Sixteen teams made it through the group stage in the 2014 World Cup to the knockout round and are fighting towards international bragging rights for the next four years. What if, instead of scoring goals to advance, each country won its match-up based on who has the least amount of corruption?
Each year, Transparency International releases its Corruption Perception Index: a country or territory’s score indicates the perceived level of corruption on a scale of 0-100, where 0 means that a country is perceived as highly corrupt and 100 means that it is perceived as very clean. Based on the Corruption Perception Index, check out which country would come out on top:
Anna Dawson is a Communications Coordinator at CIPE.
Academics and development practitioners have long sought out commonalities of sustainable economic growth in different economies around the world. While there is no one formula for achieving economic growth and stability, inclusive growth and accountable governance have been central components of progress. Effective governance, while not traditionally thought of as part of an international development agenda, has come to be seen as an essential component of international economic development.

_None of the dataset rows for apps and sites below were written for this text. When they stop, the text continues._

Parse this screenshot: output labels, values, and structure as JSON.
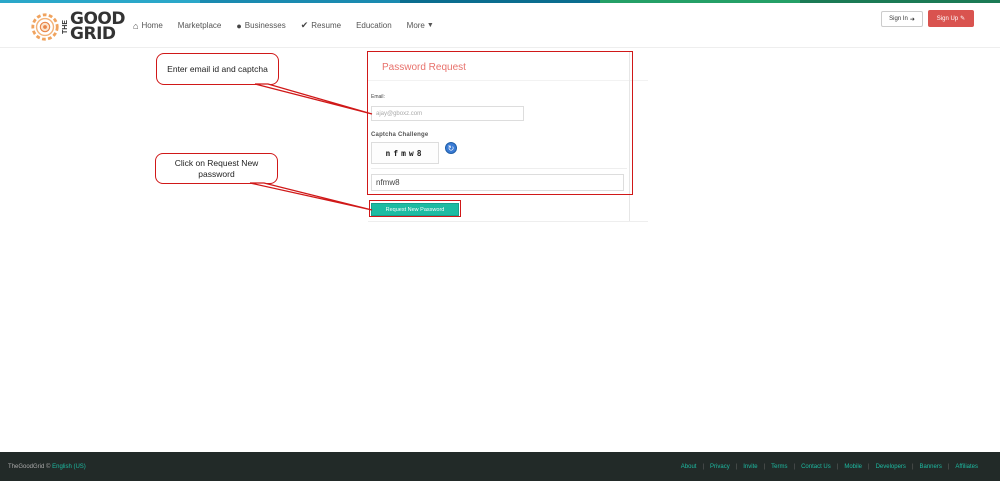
{
  "colors": {
    "brand_red": "#d9534f",
    "teal": "#1dbba2",
    "annotation_red": "#d01818",
    "title_red": "#e8716b",
    "footer_bg": "#222a28",
    "stripe": [
      "#2aa7c9",
      "#1a8ab0",
      "#0b6d8f",
      "#24a067",
      "#1b7a55"
    ]
  },
  "logo": {
    "the": "THE",
    "good": "GOOD",
    "grid": "GRID"
  },
  "nav": {
    "items": [
      {
        "label": "Home",
        "icon": "home-icon"
      },
      {
        "label": "Marketplace",
        "icon": ""
      },
      {
        "label": "Businesses",
        "icon": "globe-icon"
      },
      {
        "label": "Resume",
        "icon": "check-icon"
      },
      {
        "label": "Education",
        "icon": ""
      },
      {
        "label": "More",
        "icon": "caret-down-icon"
      }
    ]
  },
  "header": {
    "signin_label": "Sign In",
    "signup_label": "Sign Up"
  },
  "form": {
    "title": "Password Request",
    "email_label": "Email:",
    "email_placeholder": "ajay@gboxz.com",
    "captcha_label": "Captcha Challenge",
    "captcha_text": "nfmw8",
    "captcha_input_value": "nfmw8",
    "submit_label": "Request New Password"
  },
  "annotations": {
    "callout_1": "Enter email id and captcha",
    "callout_2": "Click on Request New password"
  },
  "footer": {
    "brand": "TheGoodGrid ©",
    "language": "English (US)",
    "links": [
      "About",
      "Privacy",
      "Invite",
      "Terms",
      "Contact Us",
      "Mobile",
      "Developers",
      "Banners",
      "Affiliates"
    ]
  }
}
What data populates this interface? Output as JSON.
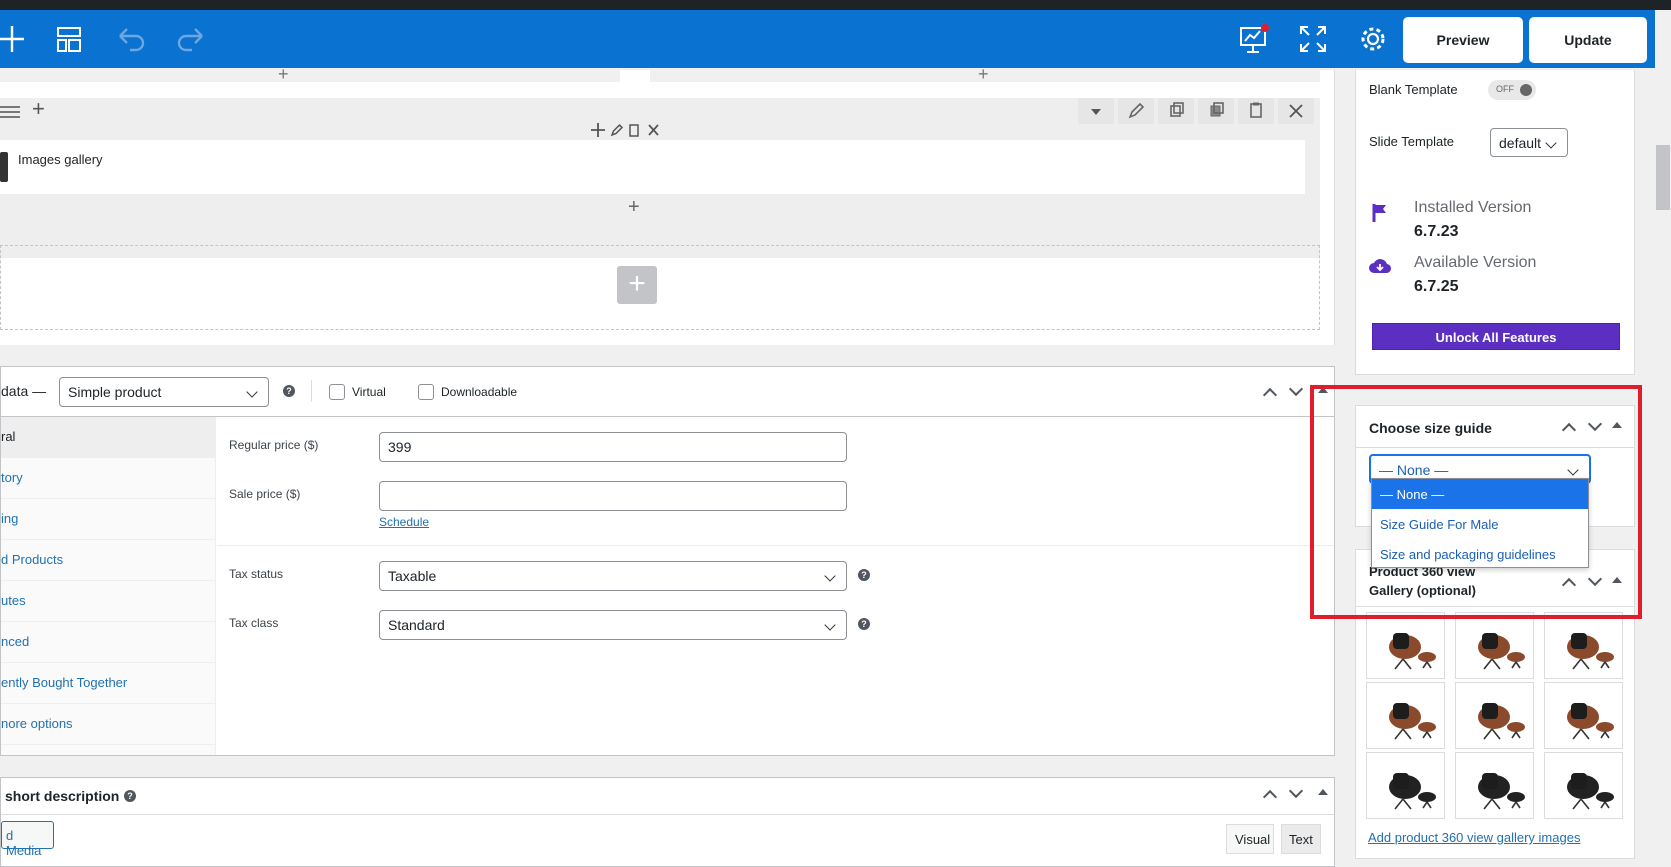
{
  "toolbar": {
    "preview_label": "Preview",
    "update_label": "Update"
  },
  "builder": {
    "element_title": "Images gallery"
  },
  "product_data": {
    "title": "data —",
    "type_value": "Simple product",
    "virtual_label": "Virtual",
    "downloadable_label": "Downloadable",
    "tabs": [
      "ral",
      "tory",
      "ing",
      "d Products",
      "utes",
      "nced",
      "ently Bought Together",
      "nore options"
    ],
    "regular_price_label": "Regular price ($)",
    "regular_price_value": "399",
    "sale_price_label": "Sale price ($)",
    "sale_price_value": "",
    "schedule_link": "Schedule",
    "tax_status_label": "Tax status",
    "tax_status_value": "Taxable",
    "tax_class_label": "Tax class",
    "tax_class_value": "Standard"
  },
  "short_description": {
    "title": "short description",
    "add_media_label": "d Media",
    "tab_visual": "Visual",
    "tab_text": "Text"
  },
  "sidebar": {
    "blank_template_label": "Blank Template",
    "blank_template_state": "OFF",
    "slide_template_label": "Slide Template",
    "slide_template_value": "default",
    "installed_version_label": "Installed Version",
    "installed_version_value": "6.7.23",
    "available_version_label": "Available Version",
    "available_version_value": "6.7.25",
    "unlock_label": "Unlock All Features",
    "size_guide_title": "Choose size guide",
    "size_guide_selected": "— None —",
    "size_guide_options": [
      "— None —",
      "Size Guide For Male",
      "Size and packaging guidelines"
    ],
    "gallery_title_line1": "Product 360 view",
    "gallery_title_line2": "Gallery (optional)",
    "gallery_link": "Add product 360 view gallery images"
  },
  "colors": {
    "toolbar": "#0a72d0",
    "accent_purple": "#5b2fc2",
    "highlight": "#e01e2b",
    "selected_option": "#1a73e8"
  }
}
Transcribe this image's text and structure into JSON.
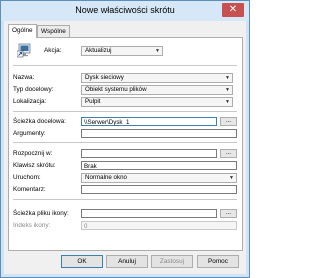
{
  "window": {
    "title": "Nowe właściwości skrótu",
    "close_glyph": "✕"
  },
  "tabs": [
    {
      "label": "Ogólne",
      "active": true
    },
    {
      "label": "Wspólne",
      "active": false
    }
  ],
  "general": {
    "action": {
      "label": "Akcja:",
      "value": "Aktualizuj"
    },
    "name": {
      "label": "Nazwa:",
      "value": "Dysk sieciowy"
    },
    "target_type": {
      "label": "Typ docelowy:",
      "value": "Obiekt systemu plików"
    },
    "location": {
      "label": "Lokalizacja:",
      "value": "Pulpit"
    },
    "target_path": {
      "label": "Ścieżka docelowa:",
      "value": "\\\\Serwer\\Dysk_1",
      "browse": "..."
    },
    "arguments": {
      "label": "Argumenty:",
      "value": ""
    },
    "start_in": {
      "label": "Rozpocznij w:",
      "value": "",
      "browse": "..."
    },
    "shortcut_key": {
      "label": "Klawisz skrótu:",
      "value": "Brak"
    },
    "run": {
      "label": "Uruchom:",
      "value": "Normalne okno"
    },
    "comment": {
      "label": "Komentarz:",
      "value": ""
    },
    "icon_path": {
      "label": "Ścieżka pliku ikony:",
      "value": "",
      "browse": "..."
    },
    "icon_index": {
      "label": "Indeks ikony:",
      "value": "0"
    }
  },
  "buttons": {
    "ok": "OK",
    "cancel": "Anuluj",
    "apply": "Zastosuj",
    "help": "Pomoc"
  }
}
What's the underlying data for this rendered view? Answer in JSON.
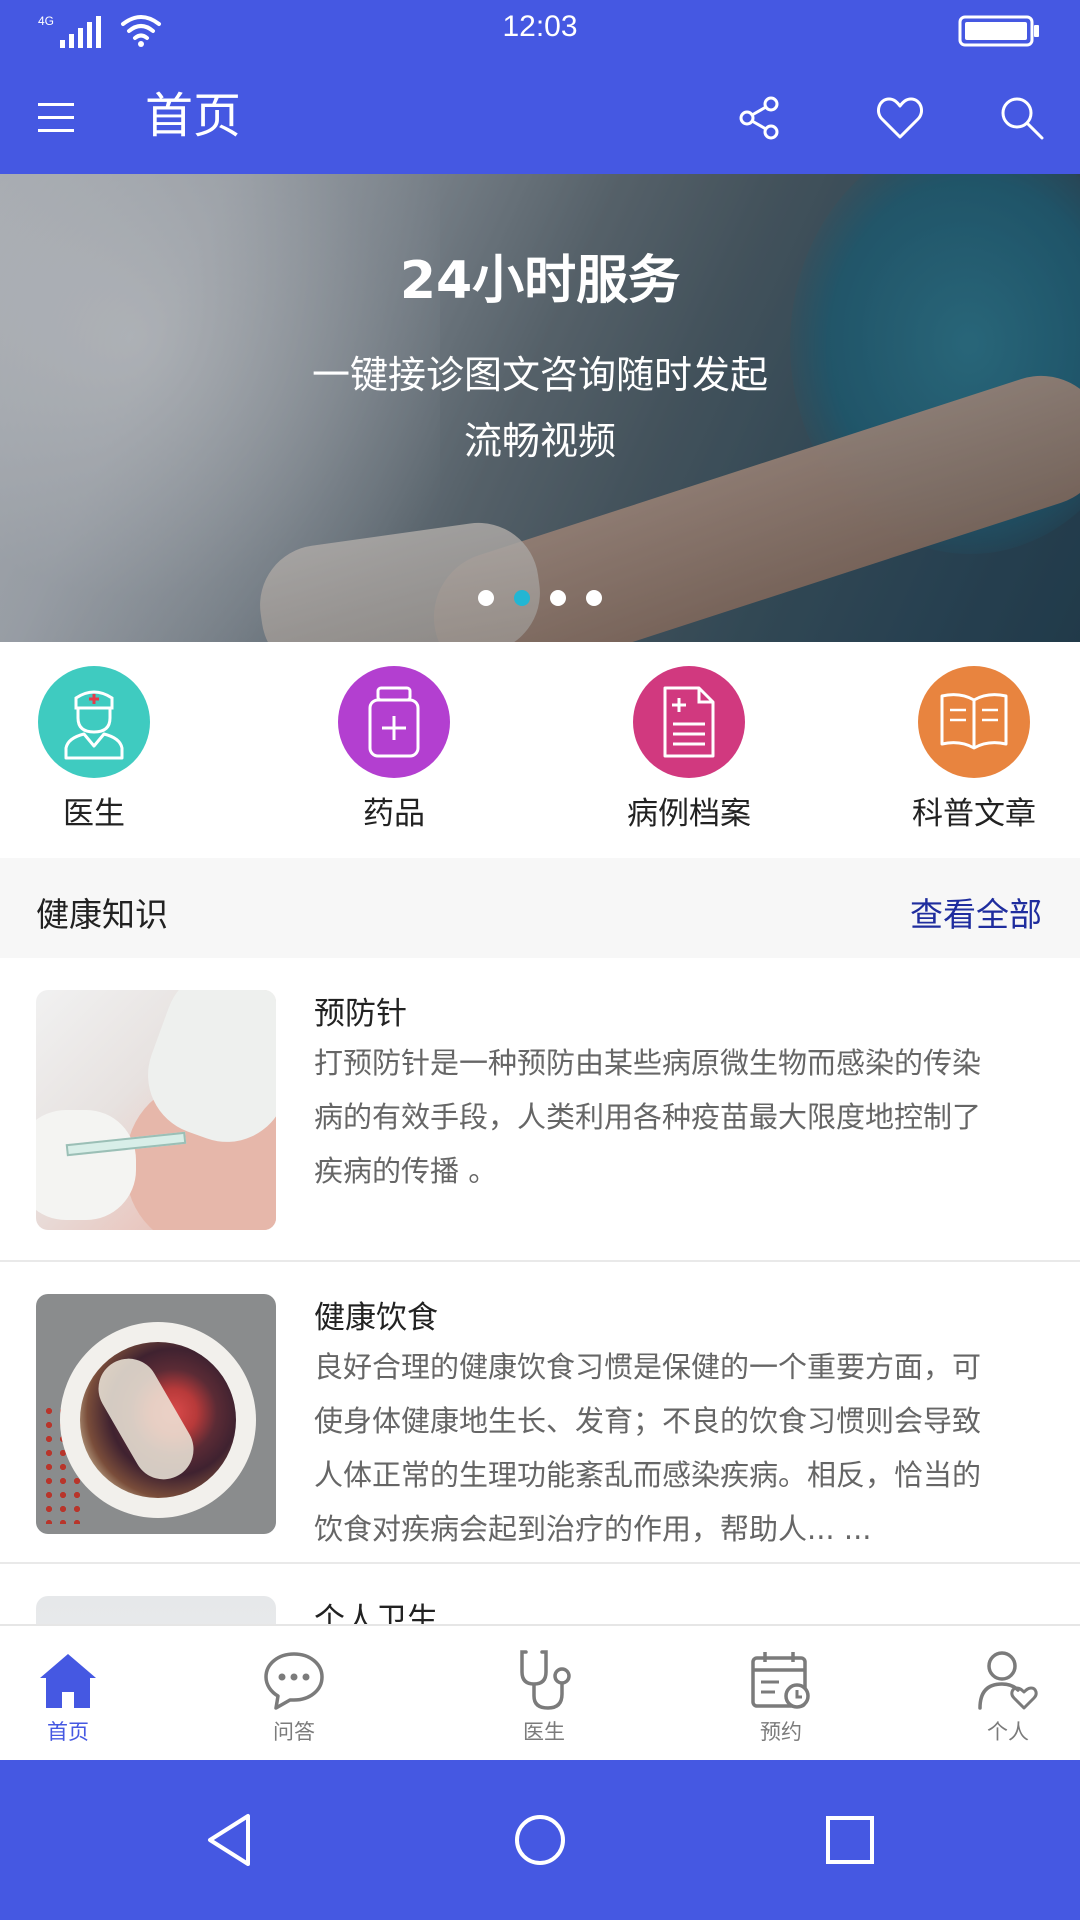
{
  "status_bar": {
    "network": "4G",
    "time": "12:03"
  },
  "header": {
    "title": "首页",
    "icons": [
      "menu-icon",
      "share-icon",
      "heart-icon",
      "search-icon"
    ]
  },
  "banner": {
    "title": "24小时服务",
    "line1": "一键接诊图文咨询随时发起",
    "line2": "流畅视频",
    "slide_count": 4,
    "active_slide_index": 1
  },
  "quick_links": [
    {
      "label": "医生",
      "icon": "nurse-icon",
      "color": "#3fcbc0"
    },
    {
      "label": "药品",
      "icon": "medicine-bottle-icon",
      "color": "#b33fd0"
    },
    {
      "label": "病例档案",
      "icon": "medical-record-icon",
      "color": "#d1397f"
    },
    {
      "label": "科普文章",
      "icon": "book-icon",
      "color": "#e8843f"
    }
  ],
  "section": {
    "title": "健康知识",
    "more": "查看全部"
  },
  "articles": [
    {
      "title": "预防针",
      "text": "打预防针是一种预防由某些病原微生物而感染的传染病的有效手段，人类利用各种疫苗最大限度地控制了疾病的传播 。",
      "image": "vaccination-photo"
    },
    {
      "title": "健康饮食",
      "text": "良好合理的健康饮食习惯是保健的一个重要方面，可使身体健康地生长、发育；不良的饮食习惯则会导致人体正常的生理功能紊乱而感染疾病。相反，恰当的饮食对疾病会起到治疗的作用，帮助人... ...",
      "image": "fruit-bowl-photo"
    },
    {
      "title": "个人卫生",
      "text": "",
      "image": "hygiene-photo"
    }
  ],
  "tabs": [
    {
      "label": "首页",
      "icon": "home-icon",
      "active": true
    },
    {
      "label": "问答",
      "icon": "chat-bubble-icon",
      "active": false
    },
    {
      "label": "医生",
      "icon": "stethoscope-icon",
      "active": false
    },
    {
      "label": "预约",
      "icon": "calendar-clock-icon",
      "active": false
    },
    {
      "label": "个人",
      "icon": "user-heart-icon",
      "active": false
    }
  ],
  "colors": {
    "primary": "#4558e2",
    "tab_active": "#4558e2",
    "tab_inactive": "#7b7b7b",
    "link": "#1f2d9e",
    "banner_dot_active": "#22b6d3"
  }
}
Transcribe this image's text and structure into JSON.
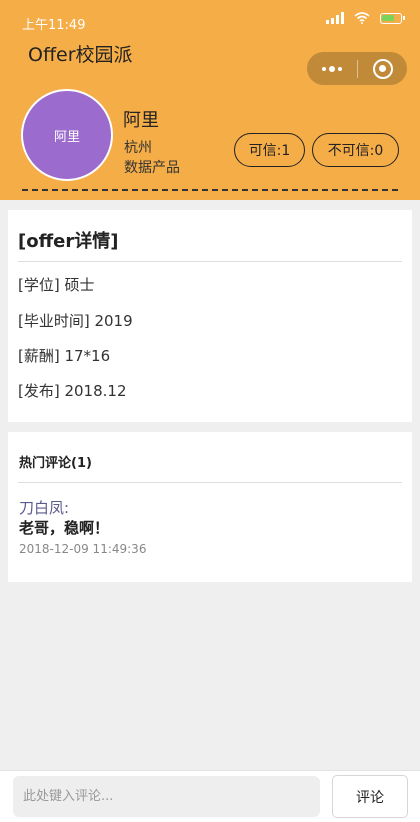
{
  "status_bar": {
    "time": "上午11:49"
  },
  "header": {
    "app_title": "Offer校园派",
    "avatar_text": "阿里",
    "user_name": "阿里",
    "user_city": "杭州",
    "user_role": "数据产品",
    "credible_label": "可信:1",
    "noncredible_label": "不可信:0"
  },
  "detail": {
    "title": "[offer详情]",
    "rows": [
      "[学位] 硕士",
      "[毕业时间] 2019",
      "[薪酬] 17*16",
      "[发布] 2018.12"
    ]
  },
  "comments": {
    "title": "热门评论(1)",
    "items": [
      {
        "author": "刀白凤:",
        "text": "老哥，稳啊！",
        "time": "2018-12-09 11:49:36"
      }
    ]
  },
  "bottom_bar": {
    "input_placeholder": "此处键入评论...",
    "input_value": "",
    "submit_label": "评论"
  },
  "colors": {
    "header_bg": "#f5ad47",
    "avatar_bg": "#9b6bce",
    "comment_author": "#5a5a8c"
  }
}
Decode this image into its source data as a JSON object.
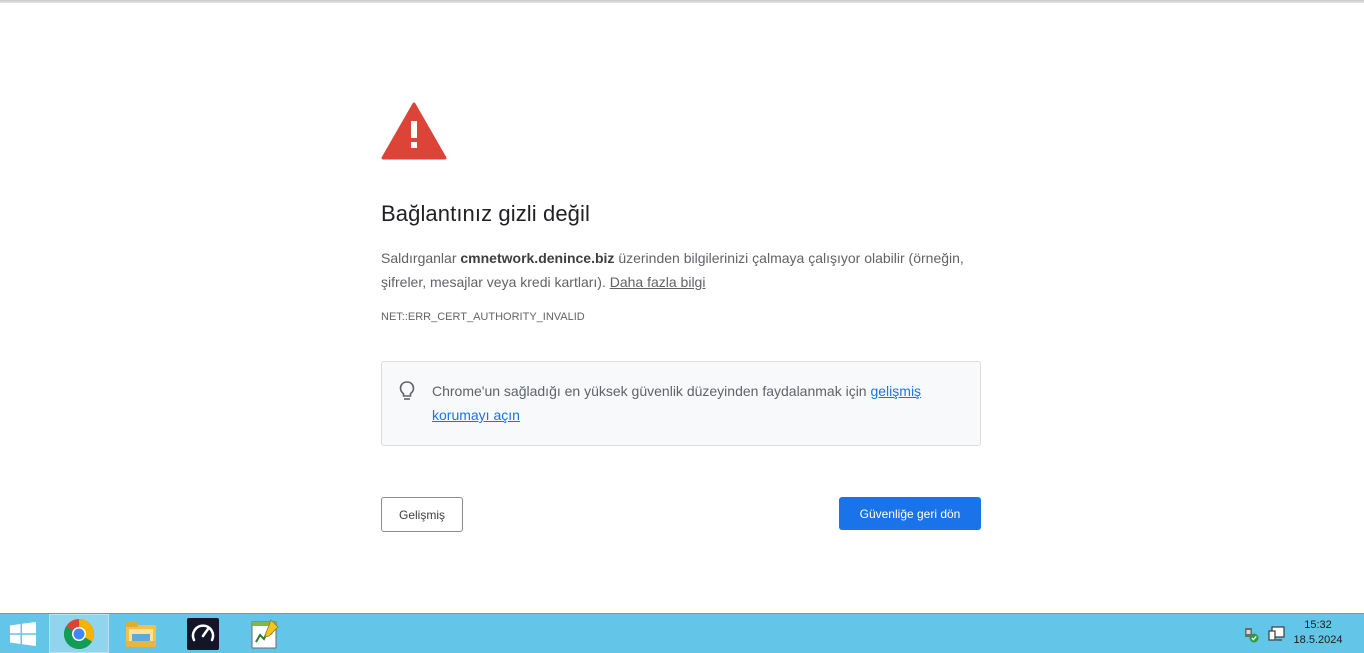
{
  "error_page": {
    "heading": "Bağlantınız gizli değil",
    "message_prefix": "Saldırganlar ",
    "domain": "cmnetwork.denince.biz",
    "message_suffix": " üzerinden bilgilerinizi çalmaya çalışıyor olabilir (örneğin, şifreler, mesajlar veya kredi kartları). ",
    "learn_more": "Daha fazla bilgi",
    "error_code": "NET::ERR_CERT_AUTHORITY_INVALID",
    "promo_text": "Chrome'un sağladığı en yüksek güvenlik düzeyinden faydalanmak için ",
    "promo_link": "gelişmiş korumayı açın",
    "advanced_button": "Gelişmiş",
    "back_button": "Güvenliğe geri dön",
    "colors": {
      "warning": "#db4437",
      "primary": "#1a73e8",
      "text": "#5f6368"
    }
  },
  "taskbar": {
    "start_icon": "windows-start-icon",
    "apps": [
      {
        "name": "chrome-icon",
        "active": true
      },
      {
        "name": "file-explorer-icon",
        "active": false
      },
      {
        "name": "speedometer-icon",
        "active": false
      },
      {
        "name": "notepad-chart-icon",
        "active": false
      }
    ],
    "tray_icons": [
      "network-shield-icon",
      "network-monitor-icon"
    ],
    "time": "15:32",
    "date": "18.5.2024",
    "color": "#63c6e8"
  }
}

In the latest Economic Reform Feature Servicearticle, consultant James Michel explores the complex relationship between good governance and economic development around the world. He looks at the ways in which academics and practical experience shape these two intertwined factors of development.
Cartoons demonstrate the ways in which visuals transcend language barriers, expressing ideas in a way that words often can’t. For the second year in a row, the U.S. Department of State’s electronic journal (EJ |USA) has featured winning cartoons from CIPE’s Global Editorial Cartoon Competition.
Last year, EJ |USA featured semi-finalists from the corruption category in its Partnerships Against Corruption issue (shown below). As we celebrate the United Nation’s eighth International Anti-Corruption Day, we are reminded how cartoons show the ways in which combating corruption is universal – regardless of language, culture, or nationality.
The Hernando de Soto Award celebrates Estanislao’s lifelong contributions to democracy and economic freedom through improving governance in the public and private sectors and his leadership in guiding the Philippines through the early years of its transition to democracy.
Watch Dr. Estanislao’s remarks at the Hernando de Soto Award reception here.
I recently came across the below ad online — part of a series called Google Search stories. The video demonstrates the positive effect that access to information– in this case access to the world wide web– can have on entrepreneurship and business creation in developing countries.
The video tells the story of Kenyan farmer Zack Matere, who noticed that his healthy crop of potatoes was suddenly dying one by one, much to his puzzlement. After riding his bike 12 km to a cyber cafe and doing a Google search for potato pests and diseases, he identified the problem: ants. The search results offered a simple solution to the problem, which Matere used on his crops once he returned home. Two months later, the crops had rebounded and he was able to harvest them. He even used that initial Google search to find a customer for his crops in a neighboring town who paid more than what he was currently getting.
Not only did Matere use the Internet to help save his crops, he also used it to help farmers in rural communities to access information and knowledge necessary for finding solutions to the everyday challenges that they face. After witnessing the powerful effects that the Internet had on his life, Matere needed to help the community see that the Internet and access to information was important and relevant for their lives. Many farmers cannot afford a mobile phone with Internet access and have to travel long distances to access the Internet in cyber cafes with Internet access that is often down. To fix this problem, Matere became the link between the Internet and the community.
As part of the ongoing efforts to highlight the 2011 CIPE Youth Essay first-place winners, this week’s Economic Reform Feature Service article features the Corruption category first-place winner Chukwunonso Ogbe of Nigeria.
In this essay, Ogbe discusses the widespread effects of corruption in Nigeria and highlights the ways in which Nigerian youth can help combat corruption. Ogbe tells the stories of Nigerians who encounter different facets of corruption on a daily basis. Next, Ogbe urges youth to speak out against corruption instead of accepting it as the status quo in Nigeria.
Article at a glance:
Evidence suggests that corruption takes on numerous forms and continues to run rampant throughout Nigeria.
Corrupt acts have far reaching consequences that can affect all levels of supply and demand.
Nigerian youth should use media tools to promote transparency, highlight government projects and ministries that are prone to corruption, and pressure the government to ensure accountability.
Youth can help transition Nigerian society away from an “ends justify the means” attitude by engaging in rallies, protests, and boycotts against corrupt private and public sector leaders.
The CIPE Development Blog provides coverage of the Center for International Private Enterprise and its partner network at work -- highlighting successes, drawing out lessons from failure, and exploring the broader issues of political and economic development. For more information visit CIPE.org.